The fiscal year 2016 state budget enacted last week includes a 6.0 percent increase in annual formula-based aid to school districts from $21.8 billion to $23.1 billion. This is the third consecutive year in which the Governor and the legislature have busted the statutory growth cap they agreed upon in 2011.
The Metropolitan Transportation Authority needs about $32 billion over the next five years to repair, replace and improve its facilities, notably the vast and essential mass transit system. It only has about $13 billion.
This report examines the MTA’s current fiscal challenges and identifies options for funding its capital investment needs for the next five years. The analysis of these options includes consideration of how well measures to raise money for the MTA fit into a broader financing plan for the state’s entire transportation system, including its extensive road and bridge network.
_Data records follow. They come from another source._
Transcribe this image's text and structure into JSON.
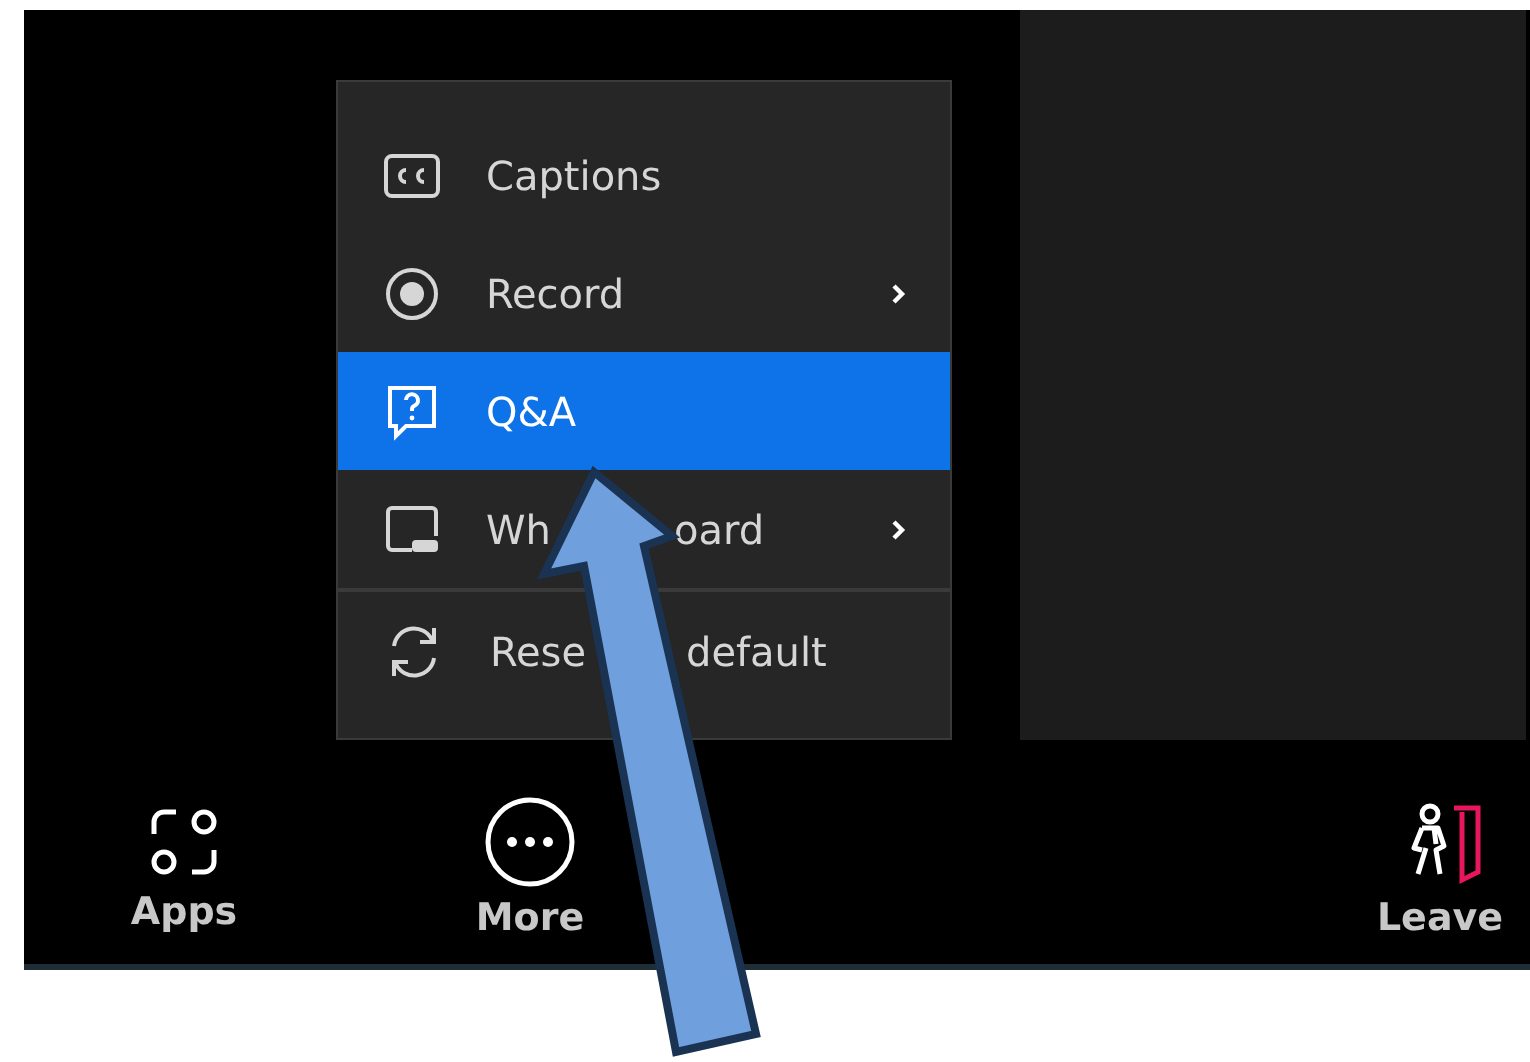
{
  "menu": {
    "items": [
      {
        "kind": "captions",
        "label_parts": [
          "Captions"
        ],
        "selected": false,
        "submenu": false,
        "separator_before": false
      },
      {
        "kind": "record",
        "label_parts": [
          "Record"
        ],
        "selected": false,
        "submenu": true,
        "separator_before": false
      },
      {
        "kind": "qa",
        "label_parts": [
          "Q&A"
        ],
        "selected": true,
        "submenu": false,
        "separator_before": false
      },
      {
        "kind": "whiteboard",
        "label_parts": [
          "Wh",
          "oard"
        ],
        "selected": false,
        "submenu": true,
        "separator_before": false
      },
      {
        "kind": "reset",
        "label_parts": [
          "Rese",
          "default"
        ],
        "selected": false,
        "submenu": false,
        "separator_before": true
      }
    ]
  },
  "toolbar": {
    "buttons": [
      {
        "kind": "apps",
        "label": "Apps"
      },
      {
        "kind": "more",
        "label": "More"
      },
      {
        "kind": "leave",
        "label": "Leave"
      }
    ]
  }
}
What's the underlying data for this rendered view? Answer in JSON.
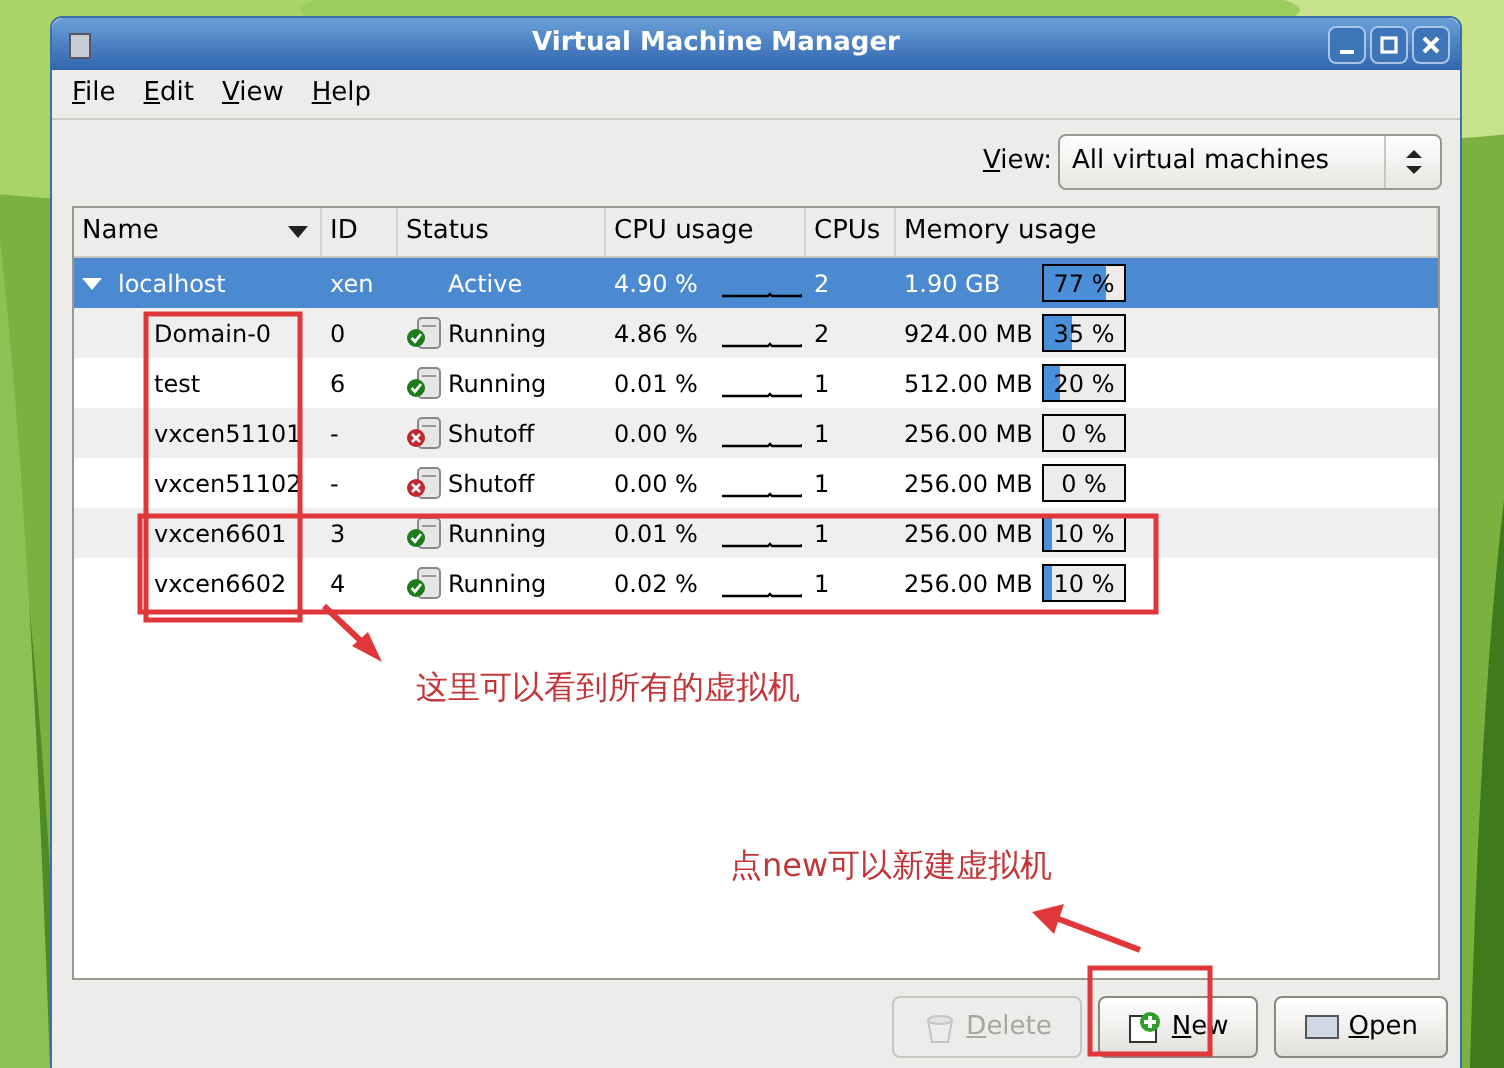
{
  "window": {
    "title": "Virtual Machine Manager"
  },
  "menu": [
    {
      "mnemonic": "F",
      "rest": "ile"
    },
    {
      "mnemonic": "E",
      "rest": "dit"
    },
    {
      "mnemonic": "V",
      "rest": "iew"
    },
    {
      "mnemonic": "H",
      "rest": "elp"
    }
  ],
  "view_filter": {
    "mnemonic": "V",
    "rest": "iew:",
    "value": "All virtual machines"
  },
  "columns": [
    "Name",
    "ID",
    "Status",
    "CPU usage",
    "CPUs",
    "Memory usage"
  ],
  "rows": [
    {
      "name": "localhost",
      "id": "xen",
      "status": "Active",
      "kind": "host",
      "cpu": "4.90 %",
      "cpus": "2",
      "memory": "1.90 GB",
      "level": 0.77,
      "reading": "77 %",
      "selected": true,
      "expanded": true,
      "children": [
        {
          "name": "Domain-0",
          "id": "0",
          "status": "Running",
          "kind": "running",
          "cpu": "4.86 %",
          "cpus": "2",
          "memory": "924.00 MB",
          "level": 0.35,
          "reading": "35 %",
          "selected": false
        },
        {
          "name": "test",
          "id": "6",
          "status": "Running",
          "kind": "running",
          "cpu": "0.01 %",
          "cpus": "1",
          "memory": "512.00 MB",
          "level": 0.2,
          "reading": "20 %",
          "selected": false
        },
        {
          "name": "vxcen51101",
          "id": "-",
          "status": "Shutoff",
          "kind": "shutoff",
          "cpu": "0.00 %",
          "cpus": "1",
          "memory": "256.00 MB",
          "level": 0,
          "reading": "0 %",
          "selected": false
        },
        {
          "name": "vxcen51102",
          "id": "-",
          "status": "Shutoff",
          "kind": "shutoff",
          "cpu": "0.00 %",
          "cpus": "1",
          "memory": "256.00 MB",
          "level": 0,
          "reading": "0 %",
          "selected": false
        },
        {
          "name": "vxcen6601",
          "id": "3",
          "status": "Running",
          "kind": "running",
          "cpu": "0.01 %",
          "cpus": "1",
          "memory": "256.00 MB",
          "level": 0.1,
          "reading": "10 %",
          "selected": false
        },
        {
          "name": "vxcen6602",
          "id": "4",
          "status": "Running",
          "kind": "running",
          "cpu": "0.02 %",
          "cpus": "1",
          "memory": "256.00 MB",
          "level": 0.1,
          "reading": "10 %",
          "selected": false
        }
      ]
    }
  ],
  "buttons": [
    {
      "kind": "delete",
      "mnemonic": "D",
      "rest": "elete",
      "disabled": true
    },
    {
      "kind": "new",
      "mnemonic": "N",
      "rest": "ew",
      "disabled": false
    },
    {
      "kind": "open",
      "mnemonic": "O",
      "rest": "pen",
      "disabled": false
    }
  ],
  "annotations": [
    {
      "text": "这里可以看到所有的虚拟机"
    },
    {
      "text": "点new可以新建虚拟机"
    }
  ]
}
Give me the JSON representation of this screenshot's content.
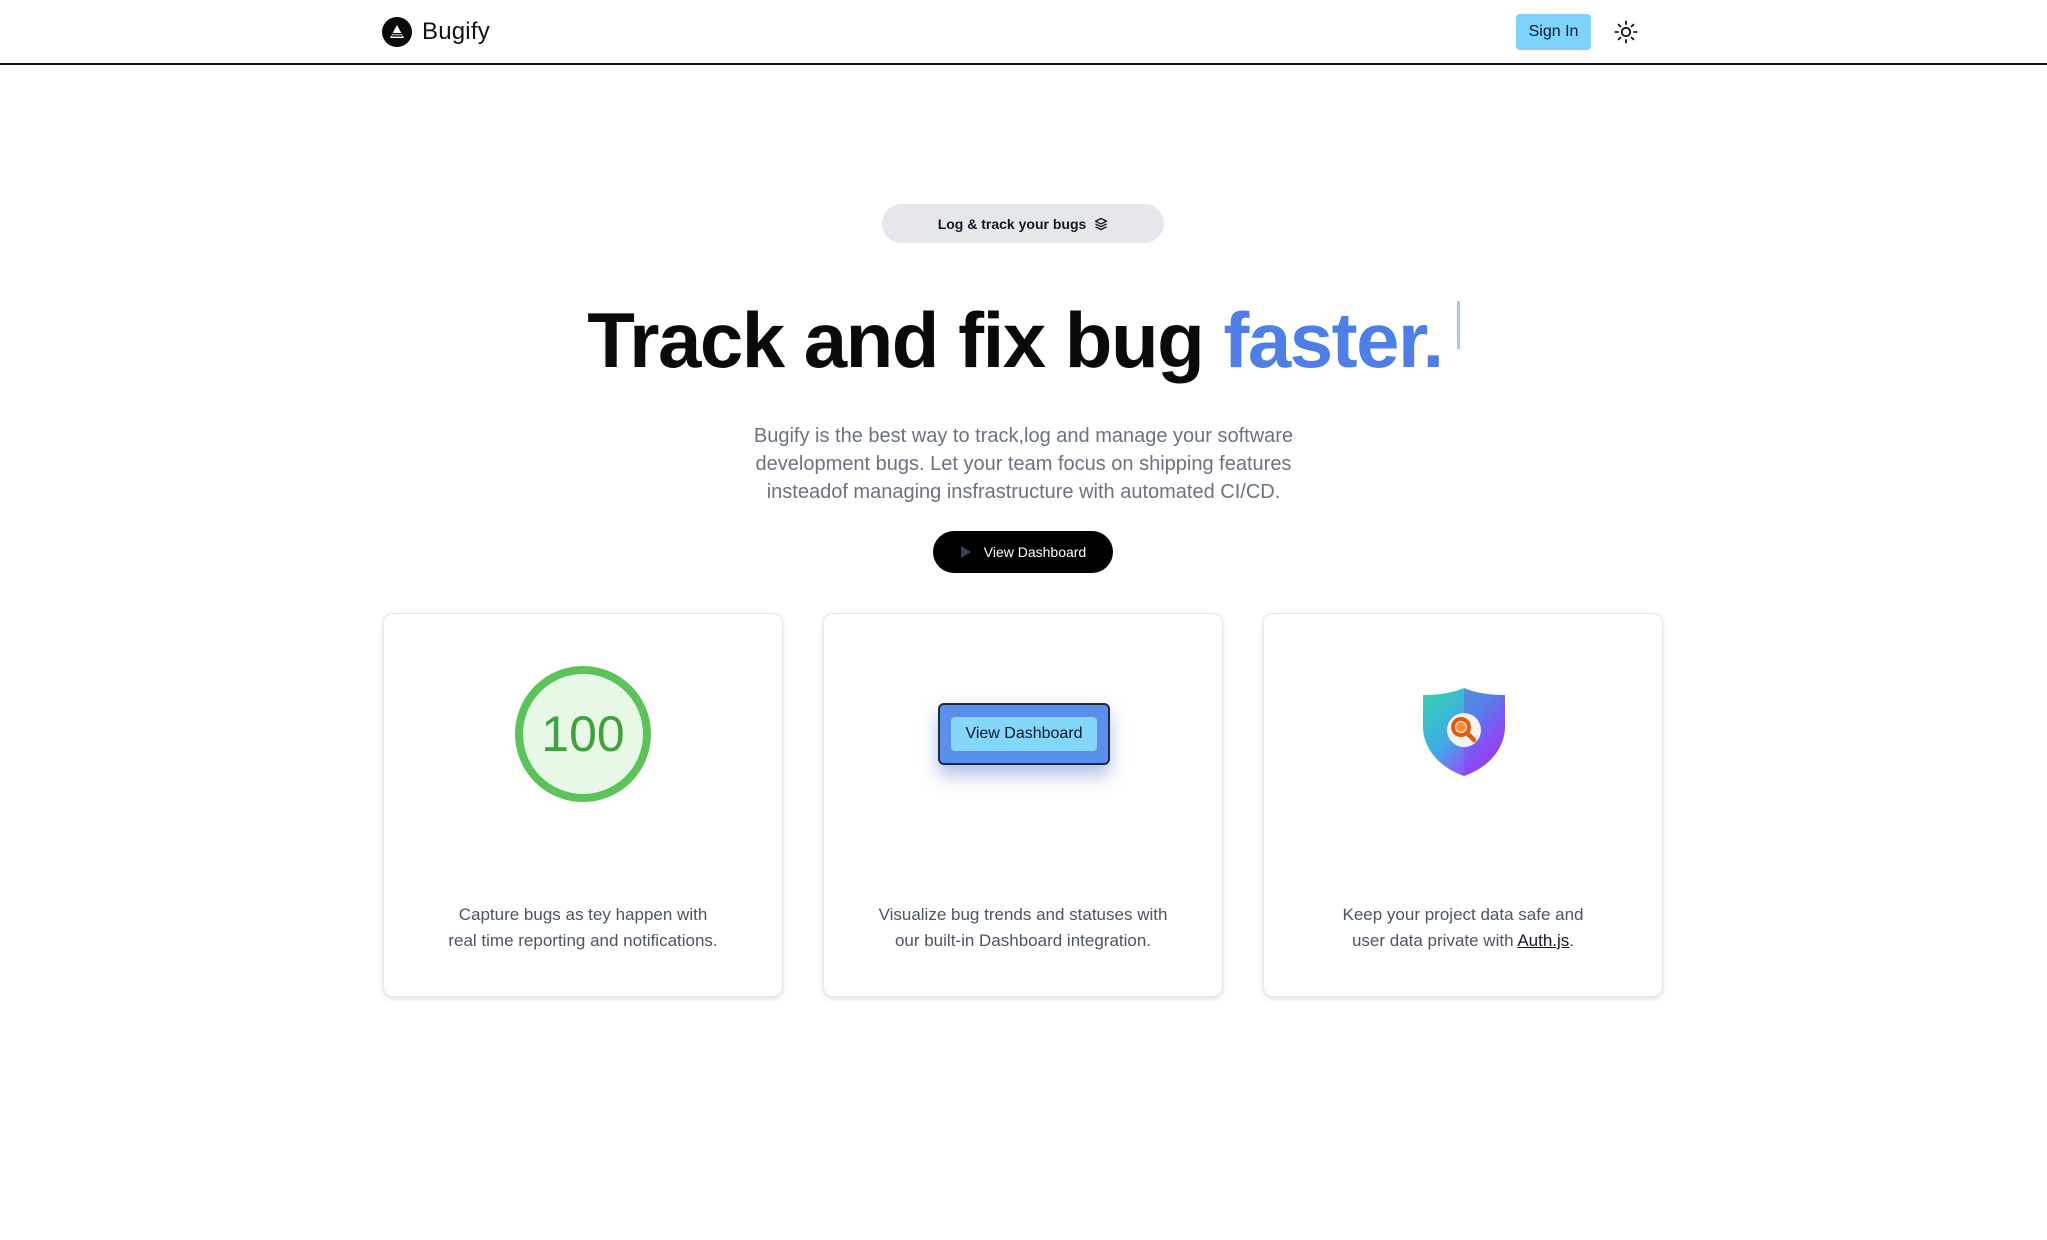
{
  "nav": {
    "brand": "Bugify",
    "sign_in_label": "Sign In"
  },
  "hero": {
    "badge": "Log & track your bugs",
    "title_main": "Track and fix bug ",
    "title_accent": "faster.",
    "subtitle_lines": [
      "Bugify is the best way to track,log and manage your software",
      "development bugs. Let your team focus on shipping features",
      "insteadof managing insfrastructure with automated CI/CD."
    ],
    "cta_label": "View Dashboard"
  },
  "features": [
    {
      "visual_value": "100",
      "lines": [
        "Capture bugs as tey happen with",
        "real time reporting and notifications."
      ]
    },
    {
      "visual_label": "View Dashboard",
      "lines": [
        "Visualize bug trends and statuses with",
        "our built-in Dashboard integration."
      ]
    },
    {
      "lines": [
        "Keep your project data safe and"
      ],
      "line2_prefix": "user data private with ",
      "link_text": "Auth.js",
      "line2_suffix": "."
    }
  ],
  "colors": {
    "accent": "#4f7fe6",
    "sign_in_bg": "#7dd3fc",
    "score_green": "#5cc25a"
  },
  "icons": [
    "bugify-logo-icon",
    "sun-icon",
    "layers-icon",
    "play-icon",
    "shield-search-icon"
  ]
}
New York State's economic development programs have long been the subject of debate because it is difficult to measure the benefits they produce. Are the State's considerable investments worthwhile? Although their political value is clear, their economic value is not.
On Sunday March 22 fares for the Metropolitan Transportation Authority’s (MTA) subways and buses will go up. Like three previous biennial fare increases since 2009, this hike is needed to raise revenue for transit operations. However, more money could be gained or the increase could be less painful for riders if the MTA pursues another, arguably fairer, revenue-raising strategy.
As New York’s leadership negotiates a final agreement on the state budget for fiscal year 2016, one outstanding issue is the Brownfield Cleanup Program (BCP). Following calls for reform from the State Comptroller, environmental groups, and the 2013 New York State Tax Reform and Fairness Commission, Governor Cuomo proposed stricter eligibility criteria for BCP redevelopment credits in last year’s budget.
New York State has been a laggard in adopting innovative approaches for completing public capital projects. In 2011, State leaders attempted to make up ground by allowing certain State agencies to experiment with design-build contracting for a three-year trial period. The trial period produced convincing results that merit permanently authorizing and extending design-build authority as a first key step in modernizing the State’s approach to public projects.